(Recorded data)
※ ※ ※
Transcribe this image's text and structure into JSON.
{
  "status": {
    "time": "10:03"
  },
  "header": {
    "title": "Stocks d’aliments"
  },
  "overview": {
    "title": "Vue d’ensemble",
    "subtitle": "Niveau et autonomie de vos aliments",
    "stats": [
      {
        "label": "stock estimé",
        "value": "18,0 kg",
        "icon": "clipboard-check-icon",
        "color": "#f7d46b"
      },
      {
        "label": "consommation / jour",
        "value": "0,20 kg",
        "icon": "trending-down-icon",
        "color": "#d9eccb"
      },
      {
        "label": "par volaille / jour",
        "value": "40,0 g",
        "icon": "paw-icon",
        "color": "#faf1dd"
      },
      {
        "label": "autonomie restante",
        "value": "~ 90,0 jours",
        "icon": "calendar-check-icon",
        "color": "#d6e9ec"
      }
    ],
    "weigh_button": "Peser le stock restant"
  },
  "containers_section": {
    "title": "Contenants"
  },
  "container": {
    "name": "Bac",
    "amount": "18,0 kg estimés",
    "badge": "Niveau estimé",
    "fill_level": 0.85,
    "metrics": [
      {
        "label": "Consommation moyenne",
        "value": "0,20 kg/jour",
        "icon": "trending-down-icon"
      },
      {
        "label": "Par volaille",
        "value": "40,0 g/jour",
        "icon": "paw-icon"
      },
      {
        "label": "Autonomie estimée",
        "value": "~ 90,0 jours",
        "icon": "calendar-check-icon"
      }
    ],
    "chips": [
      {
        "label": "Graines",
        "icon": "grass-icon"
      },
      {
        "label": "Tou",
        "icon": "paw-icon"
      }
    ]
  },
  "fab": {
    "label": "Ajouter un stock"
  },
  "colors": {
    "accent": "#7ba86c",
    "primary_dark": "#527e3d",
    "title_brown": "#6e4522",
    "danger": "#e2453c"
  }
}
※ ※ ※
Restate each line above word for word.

Transcribe this image's text and structure into JSON.
{
  "status": {
    "time": "10:03"
  },
  "header": {
    "title": "Stocks d’aliments"
  },
  "overview": {
    "title": "Vue d’ensemble",
    "subtitle": "Niveau et autonomie de vos aliments",
    "stats": [
      {
        "label": "stock estimé",
        "value": "18,0 kg",
        "icon": "clipboard-check-icon",
        "color": "#f7d46b"
      },
      {
        "label": "consommation / jour",
        "value": "0,20 kg",
        "icon": "trending-down-icon",
        "color": "#d9eccb"
      },
      {
        "label": "par volaille / jour",
        "value": "40,0 g",
        "icon": "paw-icon",
        "color": "#faf1dd"
      },
      {
        "label": "autonomie restante",
        "value": "~ 90,0 jours",
        "icon": "calendar-check-icon",
        "color": "#d6e9ec"
      }
    ],
    "weigh_button": "Peser le stock restant"
  },
  "containers_section": {
    "title": "Contenants"
  },
  "container": {
    "name": "Bac",
    "amount": "18,0 kg estimés",
    "badge": "Niveau estimé",
    "fill_level": 0.85,
    "metrics": [
      {
        "label": "Consommation moyenne",
        "value": "0,20 kg/jour",
        "icon": "trending-down-icon"
      },
      {
        "label": "Par volaille",
        "value": "40,0 g/jour",
        "icon": "paw-icon"
      },
      {
        "label": "Autonomie estimée",
        "value": "~ 90,0 jours",
        "icon": "calendar-check-icon"
      }
    ],
    "chips": [
      {
        "label": "Graines",
        "icon": "grass-icon"
      },
      {
        "label": "Tou",
        "icon": "paw-icon"
      }
    ]
  },
  "fab": {
    "label": "Ajouter un stock"
  },
  "colors": {
    "accent": "#7ba86c",
    "primary_dark": "#527e3d",
    "title_brown": "#6e4522",
    "danger": "#e2453c"
  }
}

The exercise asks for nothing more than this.